• WHAT TO DO: Could you give back every entry below exactly, with the pictures dropped?

== SUPPLIED INFORMATION ==

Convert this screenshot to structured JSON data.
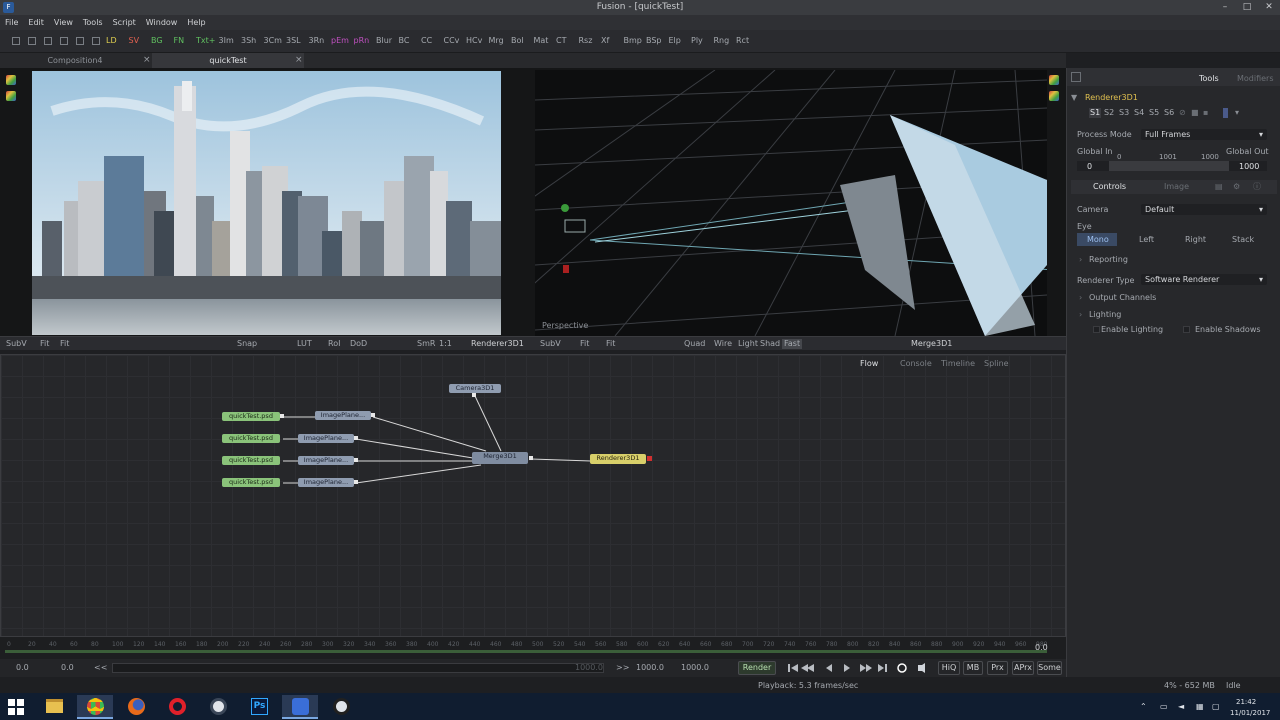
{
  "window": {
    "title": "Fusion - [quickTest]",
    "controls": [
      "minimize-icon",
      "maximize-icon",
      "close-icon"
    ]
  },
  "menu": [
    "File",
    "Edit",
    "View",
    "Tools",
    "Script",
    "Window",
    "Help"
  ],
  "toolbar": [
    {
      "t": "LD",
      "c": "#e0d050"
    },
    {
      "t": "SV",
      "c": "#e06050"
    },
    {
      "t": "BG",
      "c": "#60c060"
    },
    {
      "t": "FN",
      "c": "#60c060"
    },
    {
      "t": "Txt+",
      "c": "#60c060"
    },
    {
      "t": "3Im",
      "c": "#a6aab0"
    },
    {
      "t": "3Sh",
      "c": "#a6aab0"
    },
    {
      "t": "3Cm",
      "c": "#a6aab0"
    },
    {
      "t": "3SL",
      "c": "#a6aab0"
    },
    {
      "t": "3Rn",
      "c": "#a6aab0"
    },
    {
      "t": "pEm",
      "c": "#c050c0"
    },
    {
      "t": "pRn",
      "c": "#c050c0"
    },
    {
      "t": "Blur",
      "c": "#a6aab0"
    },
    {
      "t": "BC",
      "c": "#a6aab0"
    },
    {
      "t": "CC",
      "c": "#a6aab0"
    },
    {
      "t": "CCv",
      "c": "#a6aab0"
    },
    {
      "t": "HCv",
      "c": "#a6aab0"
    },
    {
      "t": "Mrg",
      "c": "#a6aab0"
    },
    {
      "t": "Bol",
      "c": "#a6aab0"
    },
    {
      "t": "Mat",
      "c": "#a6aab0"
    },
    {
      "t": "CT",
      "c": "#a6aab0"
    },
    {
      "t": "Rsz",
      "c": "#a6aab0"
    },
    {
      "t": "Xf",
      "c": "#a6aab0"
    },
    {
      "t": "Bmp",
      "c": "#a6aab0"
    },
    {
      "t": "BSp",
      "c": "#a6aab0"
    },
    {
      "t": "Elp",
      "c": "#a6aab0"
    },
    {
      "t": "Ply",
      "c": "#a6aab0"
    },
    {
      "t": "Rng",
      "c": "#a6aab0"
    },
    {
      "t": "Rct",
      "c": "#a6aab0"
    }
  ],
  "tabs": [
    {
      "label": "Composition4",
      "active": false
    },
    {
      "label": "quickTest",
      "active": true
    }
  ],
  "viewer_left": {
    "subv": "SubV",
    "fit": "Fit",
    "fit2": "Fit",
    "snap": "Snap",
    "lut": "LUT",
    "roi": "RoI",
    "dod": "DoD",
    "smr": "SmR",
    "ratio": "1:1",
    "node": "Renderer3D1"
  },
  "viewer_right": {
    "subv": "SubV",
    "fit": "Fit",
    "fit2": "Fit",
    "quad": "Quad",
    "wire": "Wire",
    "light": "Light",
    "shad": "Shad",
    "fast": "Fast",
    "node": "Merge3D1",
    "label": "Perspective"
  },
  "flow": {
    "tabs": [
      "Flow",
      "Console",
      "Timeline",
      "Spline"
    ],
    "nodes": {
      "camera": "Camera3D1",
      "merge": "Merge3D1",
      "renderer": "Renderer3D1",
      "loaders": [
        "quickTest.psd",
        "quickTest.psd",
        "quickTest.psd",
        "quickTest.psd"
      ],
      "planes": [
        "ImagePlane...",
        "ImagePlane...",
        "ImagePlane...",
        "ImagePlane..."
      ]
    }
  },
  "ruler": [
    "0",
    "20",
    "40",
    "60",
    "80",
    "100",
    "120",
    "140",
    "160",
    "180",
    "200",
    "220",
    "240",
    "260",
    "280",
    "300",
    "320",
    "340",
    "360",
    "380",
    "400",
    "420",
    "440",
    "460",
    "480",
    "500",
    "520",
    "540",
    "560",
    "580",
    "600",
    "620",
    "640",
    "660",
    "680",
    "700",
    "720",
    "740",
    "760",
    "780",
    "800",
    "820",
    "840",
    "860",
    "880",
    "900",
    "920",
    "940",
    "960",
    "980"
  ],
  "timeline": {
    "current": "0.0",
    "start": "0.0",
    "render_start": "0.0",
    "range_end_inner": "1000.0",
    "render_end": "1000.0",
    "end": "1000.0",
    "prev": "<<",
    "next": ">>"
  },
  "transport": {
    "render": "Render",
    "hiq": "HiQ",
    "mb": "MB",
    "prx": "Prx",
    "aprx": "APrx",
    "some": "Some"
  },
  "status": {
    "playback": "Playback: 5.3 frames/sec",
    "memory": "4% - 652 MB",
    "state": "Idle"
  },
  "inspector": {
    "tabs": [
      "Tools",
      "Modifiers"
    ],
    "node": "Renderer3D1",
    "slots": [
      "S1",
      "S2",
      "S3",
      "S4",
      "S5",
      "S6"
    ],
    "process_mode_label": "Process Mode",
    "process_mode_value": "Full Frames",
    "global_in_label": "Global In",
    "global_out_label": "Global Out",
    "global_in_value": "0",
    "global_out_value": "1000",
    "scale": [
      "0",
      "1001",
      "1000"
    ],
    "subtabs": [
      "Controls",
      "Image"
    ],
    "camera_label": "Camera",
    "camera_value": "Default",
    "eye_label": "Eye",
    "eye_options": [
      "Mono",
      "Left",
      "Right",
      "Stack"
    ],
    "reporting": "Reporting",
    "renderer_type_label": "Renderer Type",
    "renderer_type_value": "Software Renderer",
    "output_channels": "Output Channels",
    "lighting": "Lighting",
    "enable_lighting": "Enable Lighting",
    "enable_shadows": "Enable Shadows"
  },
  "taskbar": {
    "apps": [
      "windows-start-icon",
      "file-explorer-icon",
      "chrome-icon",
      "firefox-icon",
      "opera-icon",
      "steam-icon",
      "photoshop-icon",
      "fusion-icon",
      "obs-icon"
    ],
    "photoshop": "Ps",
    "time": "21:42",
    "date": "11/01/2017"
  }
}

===

• WRITTEN RESPONSE:
Convert this screenshot to structured JSON data.
{
  "window": {
    "title": "Fusion - [quickTest]",
    "controls": [
      "minimize-icon",
      "maximize-icon",
      "close-icon"
    ]
  },
  "menu": [
    "File",
    "Edit",
    "View",
    "Tools",
    "Script",
    "Window",
    "Help"
  ],
  "toolbar": [
    {
      "t": "LD",
      "c": "#e0d050"
    },
    {
      "t": "SV",
      "c": "#e06050"
    },
    {
      "t": "BG",
      "c": "#60c060"
    },
    {
      "t": "FN",
      "c": "#60c060"
    },
    {
      "t": "Txt+",
      "c": "#60c060"
    },
    {
      "t": "3Im",
      "c": "#a6aab0"
    },
    {
      "t": "3Sh",
      "c": "#a6aab0"
    },
    {
      "t": "3Cm",
      "c": "#a6aab0"
    },
    {
      "t": "3SL",
      "c": "#a6aab0"
    },
    {
      "t": "3Rn",
      "c": "#a6aab0"
    },
    {
      "t": "pEm",
      "c": "#c050c0"
    },
    {
      "t": "pRn",
      "c": "#c050c0"
    },
    {
      "t": "Blur",
      "c": "#a6aab0"
    },
    {
      "t": "BC",
      "c": "#a6aab0"
    },
    {
      "t": "CC",
      "c": "#a6aab0"
    },
    {
      "t": "CCv",
      "c": "#a6aab0"
    },
    {
      "t": "HCv",
      "c": "#a6aab0"
    },
    {
      "t": "Mrg",
      "c": "#a6aab0"
    },
    {
      "t": "Bol",
      "c": "#a6aab0"
    },
    {
      "t": "Mat",
      "c": "#a6aab0"
    },
    {
      "t": "CT",
      "c": "#a6aab0"
    },
    {
      "t": "Rsz",
      "c": "#a6aab0"
    },
    {
      "t": "Xf",
      "c": "#a6aab0"
    },
    {
      "t": "Bmp",
      "c": "#a6aab0"
    },
    {
      "t": "BSp",
      "c": "#a6aab0"
    },
    {
      "t": "Elp",
      "c": "#a6aab0"
    },
    {
      "t": "Ply",
      "c": "#a6aab0"
    },
    {
      "t": "Rng",
      "c": "#a6aab0"
    },
    {
      "t": "Rct",
      "c": "#a6aab0"
    }
  ],
  "tabs": [
    {
      "label": "Composition4",
      "active": false
    },
    {
      "label": "quickTest",
      "active": true
    }
  ],
  "viewer_left": {
    "subv": "SubV",
    "fit": "Fit",
    "fit2": "Fit",
    "snap": "Snap",
    "lut": "LUT",
    "roi": "RoI",
    "dod": "DoD",
    "smr": "SmR",
    "ratio": "1:1",
    "node": "Renderer3D1"
  },
  "viewer_right": {
    "subv": "SubV",
    "fit": "Fit",
    "fit2": "Fit",
    "quad": "Quad",
    "wire": "Wire",
    "light": "Light",
    "shad": "Shad",
    "fast": "Fast",
    "node": "Merge3D1",
    "label": "Perspective"
  },
  "flow": {
    "tabs": [
      "Flow",
      "Console",
      "Timeline",
      "Spline"
    ],
    "nodes": {
      "camera": "Camera3D1",
      "merge": "Merge3D1",
      "renderer": "Renderer3D1",
      "loaders": [
        "quickTest.psd",
        "quickTest.psd",
        "quickTest.psd",
        "quickTest.psd"
      ],
      "planes": [
        "ImagePlane...",
        "ImagePlane...",
        "ImagePlane...",
        "ImagePlane..."
      ]
    }
  },
  "ruler": [
    "0",
    "20",
    "40",
    "60",
    "80",
    "100",
    "120",
    "140",
    "160",
    "180",
    "200",
    "220",
    "240",
    "260",
    "280",
    "300",
    "320",
    "340",
    "360",
    "380",
    "400",
    "420",
    "440",
    "460",
    "480",
    "500",
    "520",
    "540",
    "560",
    "580",
    "600",
    "620",
    "640",
    "660",
    "680",
    "700",
    "720",
    "740",
    "760",
    "780",
    "800",
    "820",
    "840",
    "860",
    "880",
    "900",
    "920",
    "940",
    "960",
    "980"
  ],
  "timeline": {
    "current": "0.0",
    "start": "0.0",
    "render_start": "0.0",
    "range_end_inner": "1000.0",
    "render_end": "1000.0",
    "end": "1000.0",
    "prev": "<<",
    "next": ">>"
  },
  "transport": {
    "render": "Render",
    "hiq": "HiQ",
    "mb": "MB",
    "prx": "Prx",
    "aprx": "APrx",
    "some": "Some"
  },
  "status": {
    "playback": "Playback: 5.3 frames/sec",
    "memory": "4% - 652 MB",
    "state": "Idle"
  },
  "inspector": {
    "tabs": [
      "Tools",
      "Modifiers"
    ],
    "node": "Renderer3D1",
    "slots": [
      "S1",
      "S2",
      "S3",
      "S4",
      "S5",
      "S6"
    ],
    "process_mode_label": "Process Mode",
    "process_mode_value": "Full Frames",
    "global_in_label": "Global In",
    "global_out_label": "Global Out",
    "global_in_value": "0",
    "global_out_value": "1000",
    "scale": [
      "0",
      "1001",
      "1000"
    ],
    "subtabs": [
      "Controls",
      "Image"
    ],
    "camera_label": "Camera",
    "camera_value": "Default",
    "eye_label": "Eye",
    "eye_options": [
      "Mono",
      "Left",
      "Right",
      "Stack"
    ],
    "reporting": "Reporting",
    "renderer_type_label": "Renderer Type",
    "renderer_type_value": "Software Renderer",
    "output_channels": "Output Channels",
    "lighting": "Lighting",
    "enable_lighting": "Enable Lighting",
    "enable_shadows": "Enable Shadows"
  },
  "taskbar": {
    "apps": [
      "windows-start-icon",
      "file-explorer-icon",
      "chrome-icon",
      "firefox-icon",
      "opera-icon",
      "steam-icon",
      "photoshop-icon",
      "fusion-icon",
      "obs-icon"
    ],
    "photoshop": "Ps",
    "time": "21:42",
    "date": "11/01/2017"
  }
}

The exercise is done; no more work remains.